> [TASK STATEMENT]:
When a line in the records contains the string "image", copy that line.

(Saved data entries)
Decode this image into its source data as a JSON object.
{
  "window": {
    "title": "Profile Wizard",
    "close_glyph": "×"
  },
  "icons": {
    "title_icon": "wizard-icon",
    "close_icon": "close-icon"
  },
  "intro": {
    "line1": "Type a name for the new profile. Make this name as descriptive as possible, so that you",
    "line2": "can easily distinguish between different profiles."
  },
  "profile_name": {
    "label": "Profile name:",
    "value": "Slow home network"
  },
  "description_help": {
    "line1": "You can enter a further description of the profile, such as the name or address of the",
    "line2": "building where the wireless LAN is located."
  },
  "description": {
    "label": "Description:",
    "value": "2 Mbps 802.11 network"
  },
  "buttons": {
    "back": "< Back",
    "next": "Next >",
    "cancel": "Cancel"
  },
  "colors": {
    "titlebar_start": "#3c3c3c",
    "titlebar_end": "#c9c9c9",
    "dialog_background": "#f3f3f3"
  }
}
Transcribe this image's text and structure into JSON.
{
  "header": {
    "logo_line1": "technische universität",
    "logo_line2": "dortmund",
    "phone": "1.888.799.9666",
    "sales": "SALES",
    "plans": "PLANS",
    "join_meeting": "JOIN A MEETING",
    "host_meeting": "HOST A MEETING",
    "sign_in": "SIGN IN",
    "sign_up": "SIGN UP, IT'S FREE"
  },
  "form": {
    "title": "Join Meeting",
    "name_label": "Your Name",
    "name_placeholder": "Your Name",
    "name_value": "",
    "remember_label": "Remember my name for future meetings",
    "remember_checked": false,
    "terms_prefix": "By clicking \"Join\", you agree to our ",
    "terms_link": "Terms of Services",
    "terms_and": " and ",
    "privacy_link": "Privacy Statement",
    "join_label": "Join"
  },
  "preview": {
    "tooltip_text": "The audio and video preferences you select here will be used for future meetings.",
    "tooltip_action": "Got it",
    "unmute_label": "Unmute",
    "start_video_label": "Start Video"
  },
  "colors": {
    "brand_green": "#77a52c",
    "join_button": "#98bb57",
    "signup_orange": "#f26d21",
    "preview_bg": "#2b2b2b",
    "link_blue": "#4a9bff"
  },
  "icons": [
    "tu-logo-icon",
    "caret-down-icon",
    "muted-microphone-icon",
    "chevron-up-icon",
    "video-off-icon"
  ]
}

> [SOLUTION TO THE PROBLEM]:
Decode this image into its source data as a JSON object.
Transcribe this image's text and structure into JSON.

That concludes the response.